* **Work to be completed**
Give the number of lines in the entries below that hold "including", with no accompanying words.

-*-

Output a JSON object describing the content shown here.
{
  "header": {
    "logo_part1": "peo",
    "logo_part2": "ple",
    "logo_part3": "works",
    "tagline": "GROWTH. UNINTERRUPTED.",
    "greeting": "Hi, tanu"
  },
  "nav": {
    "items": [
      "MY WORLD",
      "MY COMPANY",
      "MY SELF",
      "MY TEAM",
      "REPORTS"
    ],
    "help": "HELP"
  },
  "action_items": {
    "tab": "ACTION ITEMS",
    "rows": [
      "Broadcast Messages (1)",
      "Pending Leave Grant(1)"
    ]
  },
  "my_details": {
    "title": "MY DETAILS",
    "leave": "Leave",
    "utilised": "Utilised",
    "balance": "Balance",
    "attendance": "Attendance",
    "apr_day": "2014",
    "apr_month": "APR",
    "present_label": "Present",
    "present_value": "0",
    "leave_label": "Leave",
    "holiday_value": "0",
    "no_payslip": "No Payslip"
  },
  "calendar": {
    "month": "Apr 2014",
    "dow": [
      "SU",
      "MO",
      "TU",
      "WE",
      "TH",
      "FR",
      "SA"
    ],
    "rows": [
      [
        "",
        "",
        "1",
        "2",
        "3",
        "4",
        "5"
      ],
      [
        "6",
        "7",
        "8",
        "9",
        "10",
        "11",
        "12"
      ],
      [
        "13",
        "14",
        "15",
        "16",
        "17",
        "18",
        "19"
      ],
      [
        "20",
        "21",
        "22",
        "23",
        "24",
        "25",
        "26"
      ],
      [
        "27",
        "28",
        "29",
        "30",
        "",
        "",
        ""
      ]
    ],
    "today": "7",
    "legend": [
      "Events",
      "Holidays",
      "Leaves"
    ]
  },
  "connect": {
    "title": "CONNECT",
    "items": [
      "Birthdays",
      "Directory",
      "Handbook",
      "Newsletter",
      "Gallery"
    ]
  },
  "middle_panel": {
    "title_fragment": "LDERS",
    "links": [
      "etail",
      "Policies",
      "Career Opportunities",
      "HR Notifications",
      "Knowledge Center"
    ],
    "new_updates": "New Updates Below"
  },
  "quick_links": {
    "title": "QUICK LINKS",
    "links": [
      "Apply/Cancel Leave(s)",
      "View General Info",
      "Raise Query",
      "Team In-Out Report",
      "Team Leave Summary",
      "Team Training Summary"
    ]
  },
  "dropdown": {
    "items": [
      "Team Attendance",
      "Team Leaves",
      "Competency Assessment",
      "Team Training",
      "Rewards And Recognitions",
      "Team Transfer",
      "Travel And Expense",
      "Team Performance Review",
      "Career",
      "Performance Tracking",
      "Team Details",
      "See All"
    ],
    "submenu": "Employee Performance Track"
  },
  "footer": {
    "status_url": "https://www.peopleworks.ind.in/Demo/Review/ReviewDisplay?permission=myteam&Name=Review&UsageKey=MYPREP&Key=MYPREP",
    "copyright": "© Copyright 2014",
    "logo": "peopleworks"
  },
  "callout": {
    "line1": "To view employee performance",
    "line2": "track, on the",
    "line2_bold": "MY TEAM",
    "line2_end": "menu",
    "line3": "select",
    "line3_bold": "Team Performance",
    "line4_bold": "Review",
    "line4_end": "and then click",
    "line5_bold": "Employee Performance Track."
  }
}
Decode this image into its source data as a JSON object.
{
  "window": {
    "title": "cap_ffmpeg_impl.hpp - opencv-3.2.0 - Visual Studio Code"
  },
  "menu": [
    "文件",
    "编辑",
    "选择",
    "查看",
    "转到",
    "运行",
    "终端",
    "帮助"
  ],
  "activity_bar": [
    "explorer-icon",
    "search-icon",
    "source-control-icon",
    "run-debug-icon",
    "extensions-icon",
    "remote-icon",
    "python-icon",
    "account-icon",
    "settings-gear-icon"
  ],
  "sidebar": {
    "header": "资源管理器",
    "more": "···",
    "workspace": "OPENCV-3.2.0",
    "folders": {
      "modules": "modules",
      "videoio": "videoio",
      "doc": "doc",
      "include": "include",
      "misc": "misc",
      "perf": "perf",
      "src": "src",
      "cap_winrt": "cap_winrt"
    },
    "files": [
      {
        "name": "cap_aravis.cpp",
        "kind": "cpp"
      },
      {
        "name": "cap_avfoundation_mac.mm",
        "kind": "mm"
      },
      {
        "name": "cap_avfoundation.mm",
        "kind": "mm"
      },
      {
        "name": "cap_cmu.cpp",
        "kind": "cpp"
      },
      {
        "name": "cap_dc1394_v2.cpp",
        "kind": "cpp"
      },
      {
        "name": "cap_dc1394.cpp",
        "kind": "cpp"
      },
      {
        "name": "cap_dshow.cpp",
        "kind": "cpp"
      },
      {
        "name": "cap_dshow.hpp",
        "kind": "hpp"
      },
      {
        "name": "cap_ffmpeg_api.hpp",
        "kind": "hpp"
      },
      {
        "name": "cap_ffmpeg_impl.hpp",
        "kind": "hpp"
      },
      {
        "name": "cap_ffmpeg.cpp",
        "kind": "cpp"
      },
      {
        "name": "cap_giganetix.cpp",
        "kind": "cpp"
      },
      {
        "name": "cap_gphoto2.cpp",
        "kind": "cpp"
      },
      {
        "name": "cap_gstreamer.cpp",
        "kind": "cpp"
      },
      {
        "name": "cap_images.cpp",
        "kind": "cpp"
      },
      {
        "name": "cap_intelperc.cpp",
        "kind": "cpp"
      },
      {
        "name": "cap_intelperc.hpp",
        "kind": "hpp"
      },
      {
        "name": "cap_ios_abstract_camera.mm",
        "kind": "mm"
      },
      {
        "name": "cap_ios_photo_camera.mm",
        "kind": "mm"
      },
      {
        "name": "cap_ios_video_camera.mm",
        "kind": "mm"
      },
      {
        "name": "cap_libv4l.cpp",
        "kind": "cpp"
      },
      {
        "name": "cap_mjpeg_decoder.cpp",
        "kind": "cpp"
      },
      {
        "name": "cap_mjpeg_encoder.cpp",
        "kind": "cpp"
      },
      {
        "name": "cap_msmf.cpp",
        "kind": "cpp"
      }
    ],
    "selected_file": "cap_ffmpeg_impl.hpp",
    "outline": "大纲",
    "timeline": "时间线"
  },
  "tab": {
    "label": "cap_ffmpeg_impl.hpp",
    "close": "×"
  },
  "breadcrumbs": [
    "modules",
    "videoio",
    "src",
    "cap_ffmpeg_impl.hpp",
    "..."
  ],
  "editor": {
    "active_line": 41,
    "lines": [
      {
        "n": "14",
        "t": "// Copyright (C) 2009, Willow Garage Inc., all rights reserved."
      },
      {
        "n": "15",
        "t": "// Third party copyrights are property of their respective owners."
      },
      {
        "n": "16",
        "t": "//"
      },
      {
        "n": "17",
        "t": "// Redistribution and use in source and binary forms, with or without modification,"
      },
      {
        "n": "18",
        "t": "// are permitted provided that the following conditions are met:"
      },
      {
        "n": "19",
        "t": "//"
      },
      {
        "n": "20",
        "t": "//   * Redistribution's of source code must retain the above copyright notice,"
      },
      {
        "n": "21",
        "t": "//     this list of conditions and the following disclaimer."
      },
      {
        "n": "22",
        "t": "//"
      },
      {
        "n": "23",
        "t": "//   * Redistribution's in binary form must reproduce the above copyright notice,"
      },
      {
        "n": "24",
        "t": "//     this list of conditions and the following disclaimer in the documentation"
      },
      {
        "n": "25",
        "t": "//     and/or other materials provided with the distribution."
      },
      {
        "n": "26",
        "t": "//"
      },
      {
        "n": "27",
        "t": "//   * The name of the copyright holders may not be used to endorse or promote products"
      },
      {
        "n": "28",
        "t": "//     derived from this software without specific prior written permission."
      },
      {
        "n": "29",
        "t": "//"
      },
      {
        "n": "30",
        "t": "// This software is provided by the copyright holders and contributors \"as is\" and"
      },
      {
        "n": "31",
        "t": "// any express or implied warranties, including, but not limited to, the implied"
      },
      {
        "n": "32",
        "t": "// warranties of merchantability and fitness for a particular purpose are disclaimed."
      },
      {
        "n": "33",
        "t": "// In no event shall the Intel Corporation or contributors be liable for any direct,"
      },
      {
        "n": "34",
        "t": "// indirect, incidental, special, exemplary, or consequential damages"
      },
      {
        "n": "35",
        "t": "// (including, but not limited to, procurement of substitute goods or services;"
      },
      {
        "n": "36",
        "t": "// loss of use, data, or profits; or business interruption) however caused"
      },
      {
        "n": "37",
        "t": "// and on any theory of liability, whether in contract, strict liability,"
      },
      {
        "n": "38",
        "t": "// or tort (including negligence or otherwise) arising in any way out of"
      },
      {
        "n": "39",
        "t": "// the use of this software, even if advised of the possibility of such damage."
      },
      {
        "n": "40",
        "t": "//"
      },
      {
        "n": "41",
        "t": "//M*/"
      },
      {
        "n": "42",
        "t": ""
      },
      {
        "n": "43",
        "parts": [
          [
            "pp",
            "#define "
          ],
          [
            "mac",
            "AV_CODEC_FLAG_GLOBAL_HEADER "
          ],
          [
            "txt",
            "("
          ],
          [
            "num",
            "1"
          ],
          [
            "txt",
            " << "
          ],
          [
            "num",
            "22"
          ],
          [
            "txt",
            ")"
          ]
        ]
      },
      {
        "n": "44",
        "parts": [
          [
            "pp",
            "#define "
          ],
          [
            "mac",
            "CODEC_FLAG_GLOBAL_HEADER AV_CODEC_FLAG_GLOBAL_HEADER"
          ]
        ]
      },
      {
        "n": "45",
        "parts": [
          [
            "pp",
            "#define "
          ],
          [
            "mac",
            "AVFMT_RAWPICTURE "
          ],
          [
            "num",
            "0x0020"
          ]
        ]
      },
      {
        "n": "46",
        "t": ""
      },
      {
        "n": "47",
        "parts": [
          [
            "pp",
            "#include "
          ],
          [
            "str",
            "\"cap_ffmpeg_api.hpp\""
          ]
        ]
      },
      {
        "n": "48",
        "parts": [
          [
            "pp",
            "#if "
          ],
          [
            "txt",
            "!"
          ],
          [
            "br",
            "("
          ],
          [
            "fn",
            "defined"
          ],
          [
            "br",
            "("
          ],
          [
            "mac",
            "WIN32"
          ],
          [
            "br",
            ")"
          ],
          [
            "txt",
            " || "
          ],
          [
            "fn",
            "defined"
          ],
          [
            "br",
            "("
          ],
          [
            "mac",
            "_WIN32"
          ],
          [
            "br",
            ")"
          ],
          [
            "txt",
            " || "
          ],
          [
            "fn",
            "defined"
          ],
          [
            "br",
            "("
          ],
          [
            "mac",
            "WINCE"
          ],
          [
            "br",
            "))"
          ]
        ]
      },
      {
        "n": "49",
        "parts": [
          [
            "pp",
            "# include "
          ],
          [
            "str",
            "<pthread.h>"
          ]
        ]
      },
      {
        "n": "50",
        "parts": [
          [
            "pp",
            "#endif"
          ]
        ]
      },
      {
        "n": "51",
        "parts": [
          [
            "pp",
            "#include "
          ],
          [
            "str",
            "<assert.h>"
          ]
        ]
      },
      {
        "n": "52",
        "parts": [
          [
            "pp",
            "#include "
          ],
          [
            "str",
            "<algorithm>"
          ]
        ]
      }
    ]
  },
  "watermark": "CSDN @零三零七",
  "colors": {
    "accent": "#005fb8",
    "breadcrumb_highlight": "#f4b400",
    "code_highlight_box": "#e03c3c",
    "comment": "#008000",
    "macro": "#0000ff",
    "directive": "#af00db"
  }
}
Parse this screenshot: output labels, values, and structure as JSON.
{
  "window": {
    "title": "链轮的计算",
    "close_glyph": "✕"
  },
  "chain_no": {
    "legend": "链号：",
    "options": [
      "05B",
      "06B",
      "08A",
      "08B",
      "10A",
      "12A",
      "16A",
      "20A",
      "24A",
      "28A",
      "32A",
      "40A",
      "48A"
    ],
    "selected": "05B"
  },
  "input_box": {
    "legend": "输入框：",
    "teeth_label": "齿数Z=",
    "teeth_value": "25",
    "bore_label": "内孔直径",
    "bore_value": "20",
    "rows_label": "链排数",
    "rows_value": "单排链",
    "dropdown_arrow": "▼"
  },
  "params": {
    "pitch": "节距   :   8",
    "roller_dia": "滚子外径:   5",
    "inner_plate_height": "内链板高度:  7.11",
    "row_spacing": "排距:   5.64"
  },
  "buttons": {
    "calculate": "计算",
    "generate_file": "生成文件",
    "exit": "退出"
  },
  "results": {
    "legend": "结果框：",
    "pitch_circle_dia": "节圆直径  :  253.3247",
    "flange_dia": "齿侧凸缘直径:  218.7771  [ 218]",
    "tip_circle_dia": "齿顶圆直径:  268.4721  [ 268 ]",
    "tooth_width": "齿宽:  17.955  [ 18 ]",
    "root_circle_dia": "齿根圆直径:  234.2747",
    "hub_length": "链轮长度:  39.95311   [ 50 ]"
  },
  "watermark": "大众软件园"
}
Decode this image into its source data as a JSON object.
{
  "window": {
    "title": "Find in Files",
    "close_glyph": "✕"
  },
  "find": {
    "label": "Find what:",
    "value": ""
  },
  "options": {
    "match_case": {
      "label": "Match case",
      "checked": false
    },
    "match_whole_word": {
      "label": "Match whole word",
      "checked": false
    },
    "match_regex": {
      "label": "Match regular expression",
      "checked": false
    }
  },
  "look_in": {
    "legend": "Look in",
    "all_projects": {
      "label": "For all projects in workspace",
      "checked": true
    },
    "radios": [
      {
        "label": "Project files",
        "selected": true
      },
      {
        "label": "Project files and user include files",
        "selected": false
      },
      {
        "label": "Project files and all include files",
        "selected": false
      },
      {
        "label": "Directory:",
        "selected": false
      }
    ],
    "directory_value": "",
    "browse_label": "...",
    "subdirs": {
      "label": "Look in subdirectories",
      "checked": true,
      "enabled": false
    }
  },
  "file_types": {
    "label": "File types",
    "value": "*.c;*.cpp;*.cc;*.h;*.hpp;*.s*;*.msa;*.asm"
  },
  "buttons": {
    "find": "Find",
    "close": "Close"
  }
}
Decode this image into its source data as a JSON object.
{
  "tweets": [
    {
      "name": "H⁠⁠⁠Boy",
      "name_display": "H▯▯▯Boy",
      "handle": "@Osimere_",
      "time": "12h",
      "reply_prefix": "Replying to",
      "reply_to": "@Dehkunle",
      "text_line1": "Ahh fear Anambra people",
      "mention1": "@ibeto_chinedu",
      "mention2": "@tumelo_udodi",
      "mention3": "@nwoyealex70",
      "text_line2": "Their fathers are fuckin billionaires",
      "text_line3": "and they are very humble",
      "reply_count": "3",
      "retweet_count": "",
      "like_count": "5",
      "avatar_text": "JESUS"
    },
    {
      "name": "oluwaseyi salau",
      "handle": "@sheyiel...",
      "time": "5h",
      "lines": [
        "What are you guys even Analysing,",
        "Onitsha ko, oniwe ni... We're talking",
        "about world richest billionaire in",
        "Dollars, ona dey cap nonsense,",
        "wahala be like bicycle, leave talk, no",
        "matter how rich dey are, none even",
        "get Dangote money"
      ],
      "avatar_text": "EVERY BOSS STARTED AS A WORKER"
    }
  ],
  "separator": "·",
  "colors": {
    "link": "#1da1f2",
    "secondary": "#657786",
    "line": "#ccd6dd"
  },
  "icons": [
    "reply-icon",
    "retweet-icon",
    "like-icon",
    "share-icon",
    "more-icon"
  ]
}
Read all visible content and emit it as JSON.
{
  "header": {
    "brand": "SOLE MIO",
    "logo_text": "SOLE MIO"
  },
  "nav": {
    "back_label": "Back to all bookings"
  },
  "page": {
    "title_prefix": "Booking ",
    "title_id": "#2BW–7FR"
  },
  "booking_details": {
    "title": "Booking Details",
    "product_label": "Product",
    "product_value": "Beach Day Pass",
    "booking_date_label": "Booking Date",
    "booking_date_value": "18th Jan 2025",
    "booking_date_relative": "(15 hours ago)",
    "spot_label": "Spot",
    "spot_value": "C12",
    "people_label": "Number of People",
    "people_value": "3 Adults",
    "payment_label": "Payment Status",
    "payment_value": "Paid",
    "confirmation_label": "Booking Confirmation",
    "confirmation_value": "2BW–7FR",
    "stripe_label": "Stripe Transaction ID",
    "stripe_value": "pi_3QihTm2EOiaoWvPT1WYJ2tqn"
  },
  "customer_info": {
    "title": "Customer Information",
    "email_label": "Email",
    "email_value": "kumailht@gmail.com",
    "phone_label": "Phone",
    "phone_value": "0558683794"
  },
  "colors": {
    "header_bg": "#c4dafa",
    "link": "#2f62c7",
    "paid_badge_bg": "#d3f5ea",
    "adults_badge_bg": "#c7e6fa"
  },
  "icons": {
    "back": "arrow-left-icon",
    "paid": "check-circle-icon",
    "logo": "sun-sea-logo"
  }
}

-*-

* **Result**
3